# Drawing a path which realises the diameter of the graph

So I enter a (0,1) adjacency matrix and I get the following graph:

The diameter of this graph is 4. How can I ask that two vertices which realise this diameter be drawn with different filling colour, say a, and the edges on the path of length 4 between them be drawn with color b?

• You may have multiple instances of pairs realising the max distance Feb 18, 2015 at 18:19

g = ExampleData[{"NetworkGraph", "ZacharyKarateClub"}]

dm = GraphDistanceMatrix[g];

Position[dm, Max[dm]]
(* {{15, 20}, {15, 24}, {15, 25}, {15, 29}, {15, 30}, {15,
31}, {15, 32}, {15, 33}, {20, 15}, {24, 15}, {25, 15}, {29,
15}, {30, 15}, {31, 15}, {32, 15}, {33, 15}} *)

pair = VertexList[g][[#]] & /@ First[%]
(* {17, 24} *)

path = FindShortestPath[g, Sequence @@ pair]
(* {17, 6, 1, 3, 28, 24} *)

HighlightGraph[g, {Style[pair, Yellow],
Style[UndirectedEdge @@@ Partition[path, 2, 1], Red]}]


The IGraph/M package has a fast function for this that avoids keeping the entire distance matrix in memory. I recommend it for large graphs.

<< IGraphM


IGraph/M 0.3.91 (May 5, 2017)
Evaluate IGDocumentation[] to get started.

?IGFindDiameter


IGFindDiameter[graph] returns a longest shortest path in graph, i.e. a shortest path with length equal to the graph diameter. Available Method options: {"Unweighted", "Dijkstra"}.

HighlightGraph[g, PathGraph@IGFindDiameter[g]]


• If you have questions, comment on this answer. Feb 18, 2015 at 18:24
• I had another answer using GraphPeriphery, but it turns out this one is faster. Feb 18, 2015 at 18:31
• Hm, looks like this one is actually much faster for dense graphs, but slower for sparse graphs. I'll go ahead and post mine then. Feb 18, 2015 at 18:36
• Beautiful, thanks! Feb 18, 2015 at 18:45
• Yes, use Directive[Red,Thick]. Pretty much all of your regular graphics options apply (see the doc for Style). Feb 18, 2015 at 18:51

Assuming your graph is g:

p = GraphPeriphery[g];
s = First[p];
d = GraphDiameter[g];
t = First@Select[Rest[p], GraphDistance[g, s, #] == d &, 1]


The vertices returned by GraphPeriphery will be maximally distant from at least one other vertex in the graph (and that vertex will also be in GraphPeriphery). Select one at random (the First one works fine) and compare its distance with each other vertex in p to the diameter, stopping at the first one. From here you can style exactly like Szabolcs did, except replace pair with {s, t}. Something like this:

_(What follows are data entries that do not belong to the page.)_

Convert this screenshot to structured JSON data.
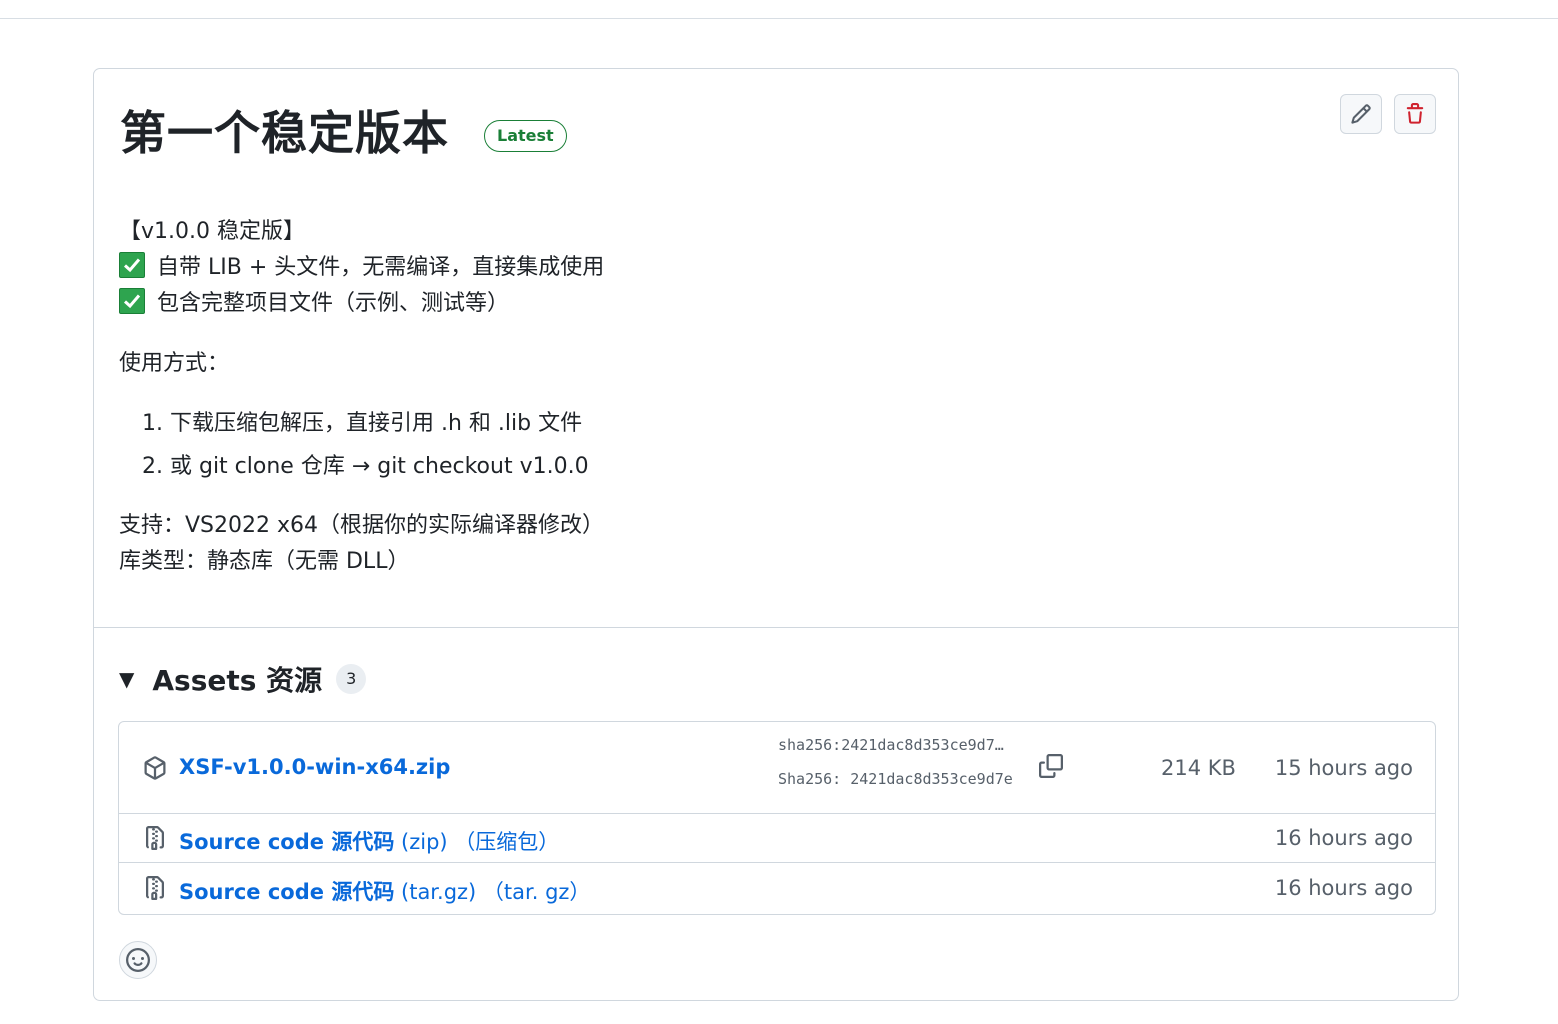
{
  "release": {
    "title": "第一个稳定版本",
    "badge": "Latest",
    "actions": {
      "edit_icon": "pencil-icon",
      "delete_icon": "trash-icon"
    }
  },
  "notes": {
    "version_line": "【v1.0.0 稳定版】",
    "features": [
      "自带 LIB + 头文件，无需编译，直接集成使用",
      "包含完整项目文件（示例、测试等）"
    ],
    "usage_heading": "使用方式：",
    "steps": [
      "1. 下载压缩包解压，直接引用 .h 和 .lib 文件",
      "2. 或 git clone 仓库 → git checkout v1.0.0"
    ],
    "support": "支持：VS2022 x64（根据你的实际编译器修改）",
    "lib_type": "库类型：静态库（无需 DLL）"
  },
  "assets": {
    "title": "Assets 资源",
    "count": "3",
    "items": [
      {
        "name": "XSF-v1.0.0-win-x64.zip",
        "sha_1": "sha256:2421dac8d353ce9d7…",
        "sha_2": "Sha256: 2421dac8d353ce9d7e",
        "size": "214 KB",
        "time": "15 hours ago"
      },
      {
        "name_bold": "Source code 源代码",
        "ext": "(zip) （压缩包）",
        "time": "16 hours ago"
      },
      {
        "name_bold": "Source code 源代码",
        "ext": "(tar.gz) （tar. gz）",
        "time": "16 hours ago"
      }
    ]
  },
  "colors": {
    "accent": "#0969da",
    "success": "#1a7f37",
    "danger": "#cf222e",
    "muted": "#57606a"
  }
}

HighlightGraph[g, {Style[PathGraph@FindShortestPath[g, s, t], Green],
Style[{s, t}, Red]}]
`

Szabolcs solution is very slightly faster for dense graphs, and this solution is faster for sparse graphs.

• @the_fox My answer is not as clean/straightforward as Szabolcs anyway. I'd only suggest using mine if you run into performance issues on large graphs. Feb 18, 2015 at 19:04